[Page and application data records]
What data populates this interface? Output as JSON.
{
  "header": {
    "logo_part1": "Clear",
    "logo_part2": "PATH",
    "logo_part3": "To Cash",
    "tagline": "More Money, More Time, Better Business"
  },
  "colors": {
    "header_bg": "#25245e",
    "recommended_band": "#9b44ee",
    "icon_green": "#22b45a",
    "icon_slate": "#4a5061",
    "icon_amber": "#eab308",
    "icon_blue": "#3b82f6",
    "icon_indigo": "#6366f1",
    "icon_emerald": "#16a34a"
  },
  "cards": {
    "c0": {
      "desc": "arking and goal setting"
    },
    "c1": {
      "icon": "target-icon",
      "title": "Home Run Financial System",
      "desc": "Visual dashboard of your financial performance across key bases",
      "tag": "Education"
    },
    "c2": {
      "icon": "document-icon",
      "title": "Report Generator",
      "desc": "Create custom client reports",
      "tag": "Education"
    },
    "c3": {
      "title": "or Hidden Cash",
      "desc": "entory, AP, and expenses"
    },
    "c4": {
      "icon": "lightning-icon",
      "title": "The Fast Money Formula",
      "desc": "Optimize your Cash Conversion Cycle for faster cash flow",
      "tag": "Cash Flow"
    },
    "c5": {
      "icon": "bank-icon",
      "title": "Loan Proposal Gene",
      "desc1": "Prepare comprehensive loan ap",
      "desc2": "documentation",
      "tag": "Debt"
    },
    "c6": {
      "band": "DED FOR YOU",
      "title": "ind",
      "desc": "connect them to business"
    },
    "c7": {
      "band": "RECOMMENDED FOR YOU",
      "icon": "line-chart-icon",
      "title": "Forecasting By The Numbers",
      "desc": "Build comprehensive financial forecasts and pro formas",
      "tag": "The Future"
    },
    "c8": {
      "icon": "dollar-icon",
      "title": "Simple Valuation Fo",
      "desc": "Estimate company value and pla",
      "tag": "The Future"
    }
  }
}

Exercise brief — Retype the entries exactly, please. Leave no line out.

Final answer —
What data populates this interface? Output as JSON.
{
  "header": {
    "logo_part1": "Clear",
    "logo_part2": "PATH",
    "logo_part3": "To Cash",
    "tagline": "More Money, More Time, Better Business"
  },
  "colors": {
    "header_bg": "#25245e",
    "recommended_band": "#9b44ee",
    "icon_green": "#22b45a",
    "icon_slate": "#4a5061",
    "icon_amber": "#eab308",
    "icon_blue": "#3b82f6",
    "icon_indigo": "#6366f1",
    "icon_emerald": "#16a34a"
  },
  "cards": {
    "c0": {
      "desc": "arking and goal setting"
    },
    "c1": {
      "icon": "target-icon",
      "title": "Home Run Financial System",
      "desc": "Visual dashboard of your financial performance across key bases",
      "tag": "Education"
    },
    "c2": {
      "icon": "document-icon",
      "title": "Report Generator",
      "desc": "Create custom client reports",
      "tag": "Education"
    },
    "c3": {
      "title": "or Hidden Cash",
      "desc": "entory, AP, and expenses"
    },
    "c4": {
      "icon": "lightning-icon",
      "title": "The Fast Money Formula",
      "desc": "Optimize your Cash Conversion Cycle for faster cash flow",
      "tag": "Cash Flow"
    },
    "c5": {
      "icon": "bank-icon",
      "title": "Loan Proposal Gene",
      "desc1": "Prepare comprehensive loan ap",
      "desc2": "documentation",
      "tag": "Debt"
    },
    "c6": {
      "band": "DED FOR YOU",
      "title": "ind",
      "desc": "connect them to business"
    },
    "c7": {
      "band": "RECOMMENDED FOR YOU",
      "icon": "line-chart-icon",
      "title": "Forecasting By The Numbers",
      "desc": "Build comprehensive financial forecasts and pro formas",
      "tag": "The Future"
    },
    "c8": {
      "icon": "dollar-icon",
      "title": "Simple Valuation Fo",
      "desc": "Estimate company value and pla",
      "tag": "The Future"
    }
  }
}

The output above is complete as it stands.